A senior executive at a large bank from the United Kingdom neatly describes the relationship between the two by saying that a digital transformation strategy is nothing but the sum total of reimagined customer journeys. This is quite intuitive – when a bank changes its way of working, if that doesn’t reflect in its customer journey(s) – how it on-boards, serves or even retires customers – the change means nothing. Strategic thinking about digital transformation becomes reality as a reimagined customer journey.
Reimagining the customer journey is a multifaceted effort. Adding value by enhancing the experience of a customer who is trying to fulfill a primary need – for example, a need for housing, rather than a housing loan or a need for a vacation rather than a travel card – is arguably the most important aspect. The platform business-and-ecosystem model of banking is ideally suited to this as it enables banks to tap a vast network of providers of adjacent services to embed their presence into a broader journey. DBS Bank’s marketplace for buying and selling pre-owned cars is a good example of this.
Using Augmented/Virtual/Mixed Reality technology to improve the customer journey is another option. For example, one of Australia’s biggest banks has provided prospective home buyers with an AR-based app that they can use to scan properties of interest for further information.

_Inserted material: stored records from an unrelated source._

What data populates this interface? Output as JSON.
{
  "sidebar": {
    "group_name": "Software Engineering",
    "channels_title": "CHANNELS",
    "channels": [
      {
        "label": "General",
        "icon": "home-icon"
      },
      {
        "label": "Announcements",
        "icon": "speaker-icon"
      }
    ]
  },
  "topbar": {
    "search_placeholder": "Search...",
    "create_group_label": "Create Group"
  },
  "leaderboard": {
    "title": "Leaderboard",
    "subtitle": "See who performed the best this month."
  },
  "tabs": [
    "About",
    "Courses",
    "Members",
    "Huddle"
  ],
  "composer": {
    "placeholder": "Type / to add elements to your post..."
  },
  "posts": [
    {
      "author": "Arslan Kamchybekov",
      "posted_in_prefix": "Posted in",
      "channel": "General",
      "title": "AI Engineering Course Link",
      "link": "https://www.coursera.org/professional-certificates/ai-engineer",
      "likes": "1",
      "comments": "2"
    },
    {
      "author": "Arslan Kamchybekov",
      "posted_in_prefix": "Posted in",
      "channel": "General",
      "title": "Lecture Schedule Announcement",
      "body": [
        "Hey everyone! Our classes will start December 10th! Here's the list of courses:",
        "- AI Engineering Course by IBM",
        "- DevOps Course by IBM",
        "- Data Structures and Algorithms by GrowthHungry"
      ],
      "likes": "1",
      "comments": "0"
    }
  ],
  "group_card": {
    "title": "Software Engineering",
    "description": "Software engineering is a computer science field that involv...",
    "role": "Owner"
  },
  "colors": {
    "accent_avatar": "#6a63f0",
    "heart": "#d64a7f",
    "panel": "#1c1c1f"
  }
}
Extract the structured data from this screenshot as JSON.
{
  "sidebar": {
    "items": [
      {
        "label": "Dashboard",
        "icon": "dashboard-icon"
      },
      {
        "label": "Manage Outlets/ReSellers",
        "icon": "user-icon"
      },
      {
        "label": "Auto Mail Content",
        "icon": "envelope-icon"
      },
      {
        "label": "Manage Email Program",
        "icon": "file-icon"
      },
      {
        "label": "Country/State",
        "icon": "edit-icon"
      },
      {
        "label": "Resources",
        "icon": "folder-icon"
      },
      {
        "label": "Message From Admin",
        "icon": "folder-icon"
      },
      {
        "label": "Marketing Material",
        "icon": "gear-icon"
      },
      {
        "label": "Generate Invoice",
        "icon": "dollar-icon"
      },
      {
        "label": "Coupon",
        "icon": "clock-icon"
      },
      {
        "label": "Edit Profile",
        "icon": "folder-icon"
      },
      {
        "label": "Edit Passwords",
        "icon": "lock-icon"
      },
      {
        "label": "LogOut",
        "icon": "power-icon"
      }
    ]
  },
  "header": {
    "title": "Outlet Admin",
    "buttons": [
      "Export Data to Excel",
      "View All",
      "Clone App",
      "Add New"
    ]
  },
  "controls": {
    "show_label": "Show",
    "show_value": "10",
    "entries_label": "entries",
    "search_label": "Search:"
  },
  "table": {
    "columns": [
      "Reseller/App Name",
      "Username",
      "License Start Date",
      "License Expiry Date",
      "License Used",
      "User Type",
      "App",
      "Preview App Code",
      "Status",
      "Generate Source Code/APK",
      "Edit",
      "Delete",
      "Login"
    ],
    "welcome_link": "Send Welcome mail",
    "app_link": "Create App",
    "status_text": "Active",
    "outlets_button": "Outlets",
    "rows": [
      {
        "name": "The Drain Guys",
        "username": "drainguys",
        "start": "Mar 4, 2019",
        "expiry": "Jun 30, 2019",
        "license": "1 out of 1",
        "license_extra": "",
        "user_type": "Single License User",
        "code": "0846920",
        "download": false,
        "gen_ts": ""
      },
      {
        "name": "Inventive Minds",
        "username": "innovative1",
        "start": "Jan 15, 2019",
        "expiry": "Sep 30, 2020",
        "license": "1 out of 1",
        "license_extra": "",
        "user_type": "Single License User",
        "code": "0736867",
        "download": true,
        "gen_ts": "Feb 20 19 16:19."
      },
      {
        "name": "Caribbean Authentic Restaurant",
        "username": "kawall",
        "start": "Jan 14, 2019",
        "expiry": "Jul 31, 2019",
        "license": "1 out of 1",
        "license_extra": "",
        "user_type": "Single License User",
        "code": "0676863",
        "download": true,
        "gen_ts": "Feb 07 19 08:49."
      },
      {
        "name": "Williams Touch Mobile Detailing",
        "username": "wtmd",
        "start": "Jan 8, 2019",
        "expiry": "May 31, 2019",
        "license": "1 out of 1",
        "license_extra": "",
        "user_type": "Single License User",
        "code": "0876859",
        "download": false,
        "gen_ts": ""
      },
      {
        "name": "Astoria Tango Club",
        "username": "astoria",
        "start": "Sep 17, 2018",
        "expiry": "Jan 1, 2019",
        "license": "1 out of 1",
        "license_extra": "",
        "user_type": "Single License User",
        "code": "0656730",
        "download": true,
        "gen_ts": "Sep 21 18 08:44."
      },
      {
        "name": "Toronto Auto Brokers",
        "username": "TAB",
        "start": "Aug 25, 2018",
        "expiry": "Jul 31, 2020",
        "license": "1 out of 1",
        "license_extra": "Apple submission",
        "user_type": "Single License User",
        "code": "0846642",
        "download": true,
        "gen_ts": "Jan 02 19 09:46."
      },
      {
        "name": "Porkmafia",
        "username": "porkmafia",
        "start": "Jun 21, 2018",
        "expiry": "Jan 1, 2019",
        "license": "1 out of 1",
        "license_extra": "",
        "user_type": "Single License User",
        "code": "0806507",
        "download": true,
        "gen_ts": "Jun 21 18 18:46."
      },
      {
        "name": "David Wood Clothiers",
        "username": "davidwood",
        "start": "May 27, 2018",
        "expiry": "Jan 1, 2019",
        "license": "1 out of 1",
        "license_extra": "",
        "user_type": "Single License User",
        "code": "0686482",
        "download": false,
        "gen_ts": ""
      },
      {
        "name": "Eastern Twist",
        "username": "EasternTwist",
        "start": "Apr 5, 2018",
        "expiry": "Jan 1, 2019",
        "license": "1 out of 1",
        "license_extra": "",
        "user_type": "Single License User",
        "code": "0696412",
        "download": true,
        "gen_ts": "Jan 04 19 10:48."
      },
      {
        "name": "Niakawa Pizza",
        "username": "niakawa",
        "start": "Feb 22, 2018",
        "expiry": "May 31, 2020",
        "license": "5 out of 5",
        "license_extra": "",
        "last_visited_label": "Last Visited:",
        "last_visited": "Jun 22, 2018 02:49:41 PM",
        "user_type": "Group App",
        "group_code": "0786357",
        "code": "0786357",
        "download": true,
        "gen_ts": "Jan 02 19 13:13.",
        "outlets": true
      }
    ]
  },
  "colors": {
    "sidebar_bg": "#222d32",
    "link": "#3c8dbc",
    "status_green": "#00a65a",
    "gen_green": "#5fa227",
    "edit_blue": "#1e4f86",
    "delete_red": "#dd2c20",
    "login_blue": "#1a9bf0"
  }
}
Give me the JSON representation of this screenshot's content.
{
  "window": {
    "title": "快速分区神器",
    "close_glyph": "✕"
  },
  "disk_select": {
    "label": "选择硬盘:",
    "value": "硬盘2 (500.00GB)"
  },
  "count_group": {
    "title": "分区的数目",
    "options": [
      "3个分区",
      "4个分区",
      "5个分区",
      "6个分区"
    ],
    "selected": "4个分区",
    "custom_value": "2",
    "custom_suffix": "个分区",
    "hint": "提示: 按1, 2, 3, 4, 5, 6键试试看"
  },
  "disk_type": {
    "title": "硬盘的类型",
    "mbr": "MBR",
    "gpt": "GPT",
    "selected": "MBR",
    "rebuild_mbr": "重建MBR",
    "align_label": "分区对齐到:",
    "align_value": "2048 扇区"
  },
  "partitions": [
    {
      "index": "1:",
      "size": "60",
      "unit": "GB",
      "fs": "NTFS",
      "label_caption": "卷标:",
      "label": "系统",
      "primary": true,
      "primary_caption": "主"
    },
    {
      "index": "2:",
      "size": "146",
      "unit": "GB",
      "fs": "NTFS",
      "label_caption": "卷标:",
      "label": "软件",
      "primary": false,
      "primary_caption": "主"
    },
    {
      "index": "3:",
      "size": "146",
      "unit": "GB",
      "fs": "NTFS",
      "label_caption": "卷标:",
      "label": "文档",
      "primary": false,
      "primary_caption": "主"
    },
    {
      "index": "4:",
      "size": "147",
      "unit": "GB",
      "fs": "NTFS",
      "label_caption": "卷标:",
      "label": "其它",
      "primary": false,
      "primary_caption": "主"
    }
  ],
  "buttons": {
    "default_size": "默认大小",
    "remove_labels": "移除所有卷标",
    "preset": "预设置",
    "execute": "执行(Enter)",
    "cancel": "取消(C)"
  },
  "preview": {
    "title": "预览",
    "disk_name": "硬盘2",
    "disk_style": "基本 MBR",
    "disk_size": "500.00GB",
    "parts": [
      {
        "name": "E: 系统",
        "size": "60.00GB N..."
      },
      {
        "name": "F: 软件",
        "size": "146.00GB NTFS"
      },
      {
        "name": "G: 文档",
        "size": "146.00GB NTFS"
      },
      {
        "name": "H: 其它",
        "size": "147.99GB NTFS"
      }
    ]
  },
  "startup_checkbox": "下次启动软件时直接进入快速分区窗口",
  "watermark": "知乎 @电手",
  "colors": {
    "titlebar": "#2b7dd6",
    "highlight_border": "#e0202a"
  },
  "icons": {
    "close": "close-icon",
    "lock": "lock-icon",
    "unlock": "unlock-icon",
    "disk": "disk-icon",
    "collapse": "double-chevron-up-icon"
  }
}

Other elements of reimagining the customer journey include empowering users with key insights at moments of truth, and helping them to make better life-stage decisions.
On the face of it, this seems fairly straightforward. So why do so many banking institutions fall short of their goals?
Most banks blame a lack of talent. Customer journey reimagination requires a team with multidimensional qualifications and skills, including an appreciation of consumer lifestyles, customer empathy, experience design, and as we shall see a little later, digital proficiency. By definition, this kind of talent cannot be “readymade”; it has to be nurtured through a sustained process of transformation.
The Chief Innovation Officer at one of our client banks in Asia interprets digital transformation as a process of making every employee digitally proficient. The logic is simple – the best-laid strategies or expert advice come to naught if they do not receive the support of employees. Hence spreading digital proficiency among all employees is the first charter of innovation in this bank.
The central idea was to embed new ways of thinking, creating and working into the regular workday. A number of startups were invited to work with the bank’s executives and hackathons were organized so that the staff could work with digitally proficient people outside the bank. Importantly, in a decision that reflected the bank’s clarity of thinking, the innovation department was made responsible not for innovating, but for helping others innovate while on the job.
By making their people digitally proficient, the bank ensured they were also ready to play their role in reimagining the customer journey – not only design the journeys but also take care of delivery at key moments of truth when human intervention was required.
When banks invest in digitally skilling their employees like our client did, their staff will react positively to their new roles post digital transformation. They will be able to better appreciate the purpose of transformation (and the need for new customer journeys), its key tenets and their own role in this endeavor. While executing the vision, providing real-life examples that employees can identify with can help them visualize what needs to be done. Even better is a design thinking workshop for providing firsthand experience of how to reimagine a journey. The final step is to deploy experts to co-create experiences with bank staff to build confidence.
Clearly, the traditional hierarchical workplace that is a feature of most banks also needs to change. In our experience, open, collaborative, lab-like environments support the spread of digital proficiency. Banks should also leverage the latest solutions supporting modular learning to allow employees to learn at their own pace and time. At Infosys Finacle, for instance, employees have access to the Udemy.com learning platform as well as to a strong in-house Lex platform featuring thousands of business and technical courses. Leading banks are also adopting flexible learning solutions to train their employees on new banking application software and digital banking solutions.
Investing in talent may seem like the harder road to take compared to hiring a consultant when reimagining the banking customer journey. But it’s the one that goes farther. Banks planning on transformation must decide when to move fast, and when to go far and choose their approach accordingly.